Bart Vannieuwenhuyse, Co-Lead of the European Medical Information Framework (EMIF) project (2013 – 2017), provided a background to the project which established a foundational information framework supporting dementia research. The project operated as part of the first IMI and responded to a recognition that data was often held in silos, which was often detrimental to research into dementia.

Pierre Meulien, Executive Director of IMI, provided an overview of the public-private partnerships in relation to neurodegeneration research, as well as looking to future collaborations. It was explained that the IMI portfolio covered created conditions to allow for multi-sector and multi-disciplinary engagement at the forefront of research, providing the necessary scale for funding, expertise, knowledge, skills and resources.

Jean Georges, Executive Director of Alzheimer Europe, formally launched two new Alzheimer Europe publications.

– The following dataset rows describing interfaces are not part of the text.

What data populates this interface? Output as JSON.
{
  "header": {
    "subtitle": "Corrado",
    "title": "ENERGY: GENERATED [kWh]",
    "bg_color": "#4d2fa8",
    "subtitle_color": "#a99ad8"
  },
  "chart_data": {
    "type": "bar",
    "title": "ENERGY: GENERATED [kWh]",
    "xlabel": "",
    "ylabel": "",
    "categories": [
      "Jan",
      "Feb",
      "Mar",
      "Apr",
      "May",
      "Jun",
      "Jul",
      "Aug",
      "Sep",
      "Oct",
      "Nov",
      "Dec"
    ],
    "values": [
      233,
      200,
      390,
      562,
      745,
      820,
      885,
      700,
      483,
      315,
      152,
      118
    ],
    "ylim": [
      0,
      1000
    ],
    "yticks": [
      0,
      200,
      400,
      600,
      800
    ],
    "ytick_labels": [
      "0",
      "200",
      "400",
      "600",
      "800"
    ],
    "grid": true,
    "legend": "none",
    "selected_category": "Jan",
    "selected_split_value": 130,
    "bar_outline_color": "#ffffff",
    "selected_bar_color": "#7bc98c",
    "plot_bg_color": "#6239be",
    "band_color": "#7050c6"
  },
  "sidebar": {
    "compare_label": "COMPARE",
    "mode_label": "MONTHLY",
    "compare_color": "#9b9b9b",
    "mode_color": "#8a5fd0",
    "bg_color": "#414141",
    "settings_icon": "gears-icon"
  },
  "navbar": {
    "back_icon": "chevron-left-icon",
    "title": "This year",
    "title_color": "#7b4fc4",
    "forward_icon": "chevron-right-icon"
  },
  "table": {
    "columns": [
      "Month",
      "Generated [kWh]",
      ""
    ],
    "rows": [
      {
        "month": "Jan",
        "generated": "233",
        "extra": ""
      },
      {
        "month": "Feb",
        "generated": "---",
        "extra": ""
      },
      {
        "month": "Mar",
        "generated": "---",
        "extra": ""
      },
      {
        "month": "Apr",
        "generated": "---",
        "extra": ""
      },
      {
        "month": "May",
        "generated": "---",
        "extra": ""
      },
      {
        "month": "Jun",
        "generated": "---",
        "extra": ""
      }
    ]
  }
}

The first, the Dementia in Europe Yearbook 2019 focuses on the prevalence rates of dementia across Europe, whilst the second is an ethics discussion paper, focusing on the involvement of people with dementia in research.

Alzheimer Europe Vice-Chairperson, Charles Scerri, closed the session by thanking speakers and attendees for coming to the debate. Christophe Hansen also thanked attendees from across sectors and disciplines for attending the meeting, highlighting the importance of collaboration between partners when conducting dementia research, with the political support for programmes such as Horizon Europe being crucial to continue this work.